GLENVILLE, Ohio - Nineteen-year-old Shamar Johnson was harvesting eggplant when we spoke with him on Thursday.
He does so on a three acre plot of land in the middle of East Cleveland.
"What I like about agriculture is you can be outside in nature and you can grow your own food and you don't have to worry about it being too dirty or rotten or tainted with," he said.
Johnson was introduced to gardening throuh the Famicos Foundation.
The Foundation focuses on reveitalizing Cleveland neighborhoods, creating affordable housing and providing social services like urban agriculture.
Erica Burnett is the Director of Community Building and Engagement. She's also a mentor to Shamar.
"'What if you didn't have a grocery store?
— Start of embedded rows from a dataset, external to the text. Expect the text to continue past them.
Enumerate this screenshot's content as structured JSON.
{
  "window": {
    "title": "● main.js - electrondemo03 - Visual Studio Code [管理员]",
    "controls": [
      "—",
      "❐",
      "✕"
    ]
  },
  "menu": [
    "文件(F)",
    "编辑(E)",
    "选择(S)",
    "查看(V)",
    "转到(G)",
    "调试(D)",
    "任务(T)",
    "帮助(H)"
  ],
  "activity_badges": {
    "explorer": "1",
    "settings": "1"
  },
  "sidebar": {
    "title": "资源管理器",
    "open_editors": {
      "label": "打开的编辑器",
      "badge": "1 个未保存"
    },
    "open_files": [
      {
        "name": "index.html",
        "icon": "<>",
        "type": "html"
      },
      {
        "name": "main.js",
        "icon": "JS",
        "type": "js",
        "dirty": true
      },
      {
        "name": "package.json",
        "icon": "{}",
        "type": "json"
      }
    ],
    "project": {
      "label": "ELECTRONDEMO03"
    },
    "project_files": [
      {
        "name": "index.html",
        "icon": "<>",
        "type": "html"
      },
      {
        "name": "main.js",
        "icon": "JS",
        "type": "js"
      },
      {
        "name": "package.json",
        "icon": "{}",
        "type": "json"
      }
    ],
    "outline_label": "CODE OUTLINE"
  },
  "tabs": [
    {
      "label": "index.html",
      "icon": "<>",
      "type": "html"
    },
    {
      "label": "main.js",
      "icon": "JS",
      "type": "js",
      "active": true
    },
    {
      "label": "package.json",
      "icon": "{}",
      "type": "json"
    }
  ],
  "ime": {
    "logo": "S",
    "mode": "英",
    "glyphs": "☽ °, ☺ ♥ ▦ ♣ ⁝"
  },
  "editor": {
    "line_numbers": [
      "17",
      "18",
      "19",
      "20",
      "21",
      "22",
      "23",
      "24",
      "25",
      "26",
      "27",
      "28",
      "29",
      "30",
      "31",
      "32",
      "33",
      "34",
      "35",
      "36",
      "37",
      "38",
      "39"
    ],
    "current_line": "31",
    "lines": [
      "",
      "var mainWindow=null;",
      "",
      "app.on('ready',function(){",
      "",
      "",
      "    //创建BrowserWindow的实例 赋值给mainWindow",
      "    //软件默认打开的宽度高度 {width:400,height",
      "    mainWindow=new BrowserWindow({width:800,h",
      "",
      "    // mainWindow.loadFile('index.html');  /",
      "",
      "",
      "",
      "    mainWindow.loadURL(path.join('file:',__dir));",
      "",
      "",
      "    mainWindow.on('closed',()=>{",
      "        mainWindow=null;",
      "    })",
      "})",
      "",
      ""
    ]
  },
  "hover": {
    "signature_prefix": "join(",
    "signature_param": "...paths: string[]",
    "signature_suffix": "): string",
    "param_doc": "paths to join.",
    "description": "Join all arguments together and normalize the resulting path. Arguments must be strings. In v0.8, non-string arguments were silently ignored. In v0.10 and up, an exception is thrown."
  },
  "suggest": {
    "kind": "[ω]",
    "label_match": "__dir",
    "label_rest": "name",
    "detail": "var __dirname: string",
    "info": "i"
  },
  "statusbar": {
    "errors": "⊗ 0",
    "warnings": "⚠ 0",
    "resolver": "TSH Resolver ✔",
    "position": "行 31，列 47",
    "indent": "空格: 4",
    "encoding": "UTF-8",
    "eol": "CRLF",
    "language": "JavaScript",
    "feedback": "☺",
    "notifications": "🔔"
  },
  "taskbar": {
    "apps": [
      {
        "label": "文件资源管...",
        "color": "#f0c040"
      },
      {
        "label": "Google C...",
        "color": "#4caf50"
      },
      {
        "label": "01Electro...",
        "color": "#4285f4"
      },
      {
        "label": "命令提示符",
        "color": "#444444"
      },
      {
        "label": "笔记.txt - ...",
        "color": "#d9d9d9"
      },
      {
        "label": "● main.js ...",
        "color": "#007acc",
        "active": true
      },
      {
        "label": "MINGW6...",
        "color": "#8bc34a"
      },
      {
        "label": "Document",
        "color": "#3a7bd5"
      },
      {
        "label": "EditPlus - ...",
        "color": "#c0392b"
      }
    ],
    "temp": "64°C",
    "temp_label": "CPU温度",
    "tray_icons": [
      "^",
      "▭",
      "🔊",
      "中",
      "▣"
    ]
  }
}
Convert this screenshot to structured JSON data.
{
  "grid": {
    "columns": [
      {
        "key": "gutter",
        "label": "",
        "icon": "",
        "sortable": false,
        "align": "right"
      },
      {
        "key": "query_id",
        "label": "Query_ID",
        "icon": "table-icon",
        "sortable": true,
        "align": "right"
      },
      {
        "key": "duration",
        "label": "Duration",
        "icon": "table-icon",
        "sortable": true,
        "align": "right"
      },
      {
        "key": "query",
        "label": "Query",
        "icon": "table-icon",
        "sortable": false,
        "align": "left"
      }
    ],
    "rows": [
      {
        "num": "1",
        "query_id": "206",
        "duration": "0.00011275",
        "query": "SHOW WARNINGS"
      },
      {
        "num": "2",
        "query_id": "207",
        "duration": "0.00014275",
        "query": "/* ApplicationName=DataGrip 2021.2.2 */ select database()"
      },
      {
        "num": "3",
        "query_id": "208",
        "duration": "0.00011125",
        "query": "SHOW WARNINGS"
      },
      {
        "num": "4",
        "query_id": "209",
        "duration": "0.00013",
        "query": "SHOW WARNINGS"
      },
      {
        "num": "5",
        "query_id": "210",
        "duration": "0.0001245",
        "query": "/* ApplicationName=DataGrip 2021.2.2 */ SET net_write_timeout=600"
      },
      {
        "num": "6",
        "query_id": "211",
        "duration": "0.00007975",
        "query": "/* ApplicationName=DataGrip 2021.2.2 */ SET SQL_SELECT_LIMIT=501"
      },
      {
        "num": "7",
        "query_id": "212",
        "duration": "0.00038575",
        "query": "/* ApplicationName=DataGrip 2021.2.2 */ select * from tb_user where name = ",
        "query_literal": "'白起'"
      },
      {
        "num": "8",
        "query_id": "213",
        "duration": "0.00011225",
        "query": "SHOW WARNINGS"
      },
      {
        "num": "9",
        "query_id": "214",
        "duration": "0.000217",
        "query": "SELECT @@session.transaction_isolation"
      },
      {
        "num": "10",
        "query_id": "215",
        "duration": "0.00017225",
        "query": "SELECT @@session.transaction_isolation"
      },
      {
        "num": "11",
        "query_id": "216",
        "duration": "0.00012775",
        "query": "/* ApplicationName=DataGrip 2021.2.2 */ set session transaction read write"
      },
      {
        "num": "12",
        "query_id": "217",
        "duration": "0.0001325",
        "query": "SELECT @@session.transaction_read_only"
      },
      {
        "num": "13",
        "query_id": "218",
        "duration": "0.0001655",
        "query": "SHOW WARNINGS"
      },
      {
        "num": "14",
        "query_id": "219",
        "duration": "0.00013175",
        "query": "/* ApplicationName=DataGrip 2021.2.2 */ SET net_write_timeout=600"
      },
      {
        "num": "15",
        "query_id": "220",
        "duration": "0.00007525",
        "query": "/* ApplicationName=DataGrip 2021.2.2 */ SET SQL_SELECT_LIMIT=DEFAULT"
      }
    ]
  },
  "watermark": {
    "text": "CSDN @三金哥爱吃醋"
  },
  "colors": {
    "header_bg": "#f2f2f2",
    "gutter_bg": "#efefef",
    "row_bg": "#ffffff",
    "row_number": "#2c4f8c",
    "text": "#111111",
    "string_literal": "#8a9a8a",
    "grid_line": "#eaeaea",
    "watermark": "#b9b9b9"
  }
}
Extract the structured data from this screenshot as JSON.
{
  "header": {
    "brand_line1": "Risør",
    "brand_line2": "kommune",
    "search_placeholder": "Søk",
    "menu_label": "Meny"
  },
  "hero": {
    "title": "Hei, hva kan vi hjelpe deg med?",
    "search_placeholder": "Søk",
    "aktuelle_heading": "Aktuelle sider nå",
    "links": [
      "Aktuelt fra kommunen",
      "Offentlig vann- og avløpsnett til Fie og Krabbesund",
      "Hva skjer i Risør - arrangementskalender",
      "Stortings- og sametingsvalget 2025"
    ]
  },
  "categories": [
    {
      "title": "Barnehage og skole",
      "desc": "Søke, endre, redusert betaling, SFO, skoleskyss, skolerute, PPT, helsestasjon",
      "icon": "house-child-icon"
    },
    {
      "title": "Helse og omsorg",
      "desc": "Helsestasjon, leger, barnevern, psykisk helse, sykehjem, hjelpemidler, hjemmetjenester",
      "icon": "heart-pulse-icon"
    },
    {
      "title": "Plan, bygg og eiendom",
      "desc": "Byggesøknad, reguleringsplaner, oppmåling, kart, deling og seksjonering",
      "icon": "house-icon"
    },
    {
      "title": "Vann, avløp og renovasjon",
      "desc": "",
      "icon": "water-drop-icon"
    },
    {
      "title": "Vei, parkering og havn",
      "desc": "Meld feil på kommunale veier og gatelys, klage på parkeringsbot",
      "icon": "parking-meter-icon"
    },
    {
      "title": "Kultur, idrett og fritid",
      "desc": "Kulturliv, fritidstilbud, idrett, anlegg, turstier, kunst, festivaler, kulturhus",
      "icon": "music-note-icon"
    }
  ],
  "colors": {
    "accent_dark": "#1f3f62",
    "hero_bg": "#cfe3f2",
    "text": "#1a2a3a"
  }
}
What if trucks stop moving and delivering food to the grocery stores you have access to? What would you do? How would you be self sufficient,' So this is one way of creating of model that is self-sufficient that they can do themselves. They can learn a skill. They can take this skill wherever they want. If they choose a path of getting income from this, they can do that. If they want to do it as a hobby, they can do that, but they at least know that they can do something that they can grow in their backyard in a community garden and it's something that they can do to provide food for them and their families," she said.
In August, the foundation was awarded first of it's kind grant funding through the USDA, which will allow it to teach agriculture to kindergarten through eigth grade students at the Stonebrook Michael R. White CMSD campus in the spring.
As for Shamar, the program is inspiring him to dream of one day where he will be able to turn his newfound love into a career.
"In the future, I want agriculture to take me as far as it can. I want to have my own land, my own farm and use agriculture to my advantage and helping people in my community because there's not a lot of cultivators in the world or in my city," he said.